§ Your assignment
An exact restatement of all the data is required, with the pictures left out.

§ Web page and app entries
- Opening Delimiter -
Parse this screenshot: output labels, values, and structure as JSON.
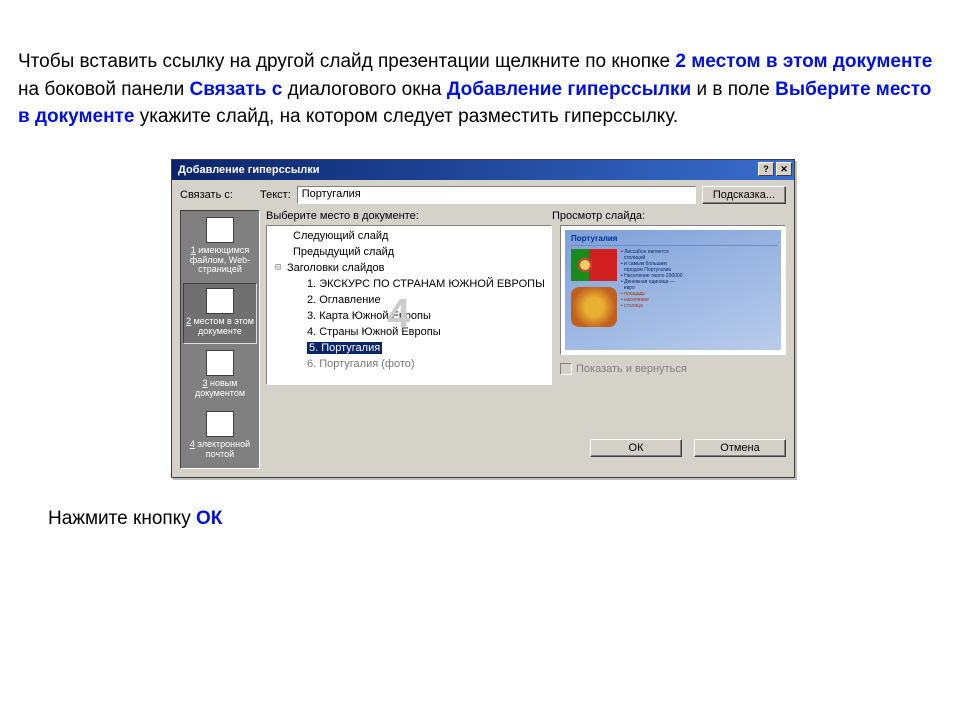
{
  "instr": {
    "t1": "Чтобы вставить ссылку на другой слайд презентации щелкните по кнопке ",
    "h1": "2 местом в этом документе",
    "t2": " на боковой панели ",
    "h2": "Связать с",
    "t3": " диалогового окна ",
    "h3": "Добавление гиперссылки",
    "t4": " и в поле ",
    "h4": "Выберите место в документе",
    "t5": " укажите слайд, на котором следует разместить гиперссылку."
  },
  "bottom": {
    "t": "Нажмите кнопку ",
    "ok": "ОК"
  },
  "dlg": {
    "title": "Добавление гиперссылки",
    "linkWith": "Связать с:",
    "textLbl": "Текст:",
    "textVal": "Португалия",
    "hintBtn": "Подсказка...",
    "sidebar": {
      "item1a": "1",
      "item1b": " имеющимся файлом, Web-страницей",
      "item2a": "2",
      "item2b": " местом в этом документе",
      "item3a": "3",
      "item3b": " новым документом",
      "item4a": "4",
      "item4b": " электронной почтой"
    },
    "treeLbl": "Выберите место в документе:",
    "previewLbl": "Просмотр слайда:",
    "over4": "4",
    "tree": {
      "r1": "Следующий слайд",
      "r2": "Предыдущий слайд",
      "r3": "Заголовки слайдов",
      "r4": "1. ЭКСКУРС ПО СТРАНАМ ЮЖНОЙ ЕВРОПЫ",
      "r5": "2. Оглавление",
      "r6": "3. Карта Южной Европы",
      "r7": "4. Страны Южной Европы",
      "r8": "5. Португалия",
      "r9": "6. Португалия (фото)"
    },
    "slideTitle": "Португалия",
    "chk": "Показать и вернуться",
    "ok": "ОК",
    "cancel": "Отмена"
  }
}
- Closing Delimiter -
§ Written reply
Parse this screenshot: output labels, values, and structure as JSON.
{
  "instr": {
    "t1": "Чтобы вставить ссылку на другой слайд презентации щелкните по кнопке ",
    "h1": "2 местом в этом документе",
    "t2": " на боковой панели ",
    "h2": "Связать с",
    "t3": " диалогового окна ",
    "h3": "Добавление гиперссылки",
    "t4": " и в поле ",
    "h4": "Выберите место в документе",
    "t5": " укажите слайд, на котором следует разместить гиперссылку."
  },
  "bottom": {
    "t": "Нажмите кнопку ",
    "ok": "ОК"
  },
  "dlg": {
    "title": "Добавление гиперссылки",
    "linkWith": "Связать с:",
    "textLbl": "Текст:",
    "textVal": "Португалия",
    "hintBtn": "Подсказка...",
    "sidebar": {
      "item1a": "1",
      "item1b": " имеющимся файлом, Web-страницей",
      "item2a": "2",
      "item2b": " местом в этом документе",
      "item3a": "3",
      "item3b": " новым документом",
      "item4a": "4",
      "item4b": " электронной почтой"
    },
    "treeLbl": "Выберите место в документе:",
    "previewLbl": "Просмотр слайда:",
    "over4": "4",
    "tree": {
      "r1": "Следующий слайд",
      "r2": "Предыдущий слайд",
      "r3": "Заголовки слайдов",
      "r4": "1. ЭКСКУРС ПО СТРАНАМ ЮЖНОЙ ЕВРОПЫ",
      "r5": "2. Оглавление",
      "r6": "3. Карта Южной Европы",
      "r7": "4. Страны Южной Европы",
      "r8": "5. Португалия",
      "r9": "6. Португалия (фото)"
    },
    "slideTitle": "Португалия",
    "chk": "Показать и вернуться",
    "ok": "ОК",
    "cancel": "Отмена"
  }
}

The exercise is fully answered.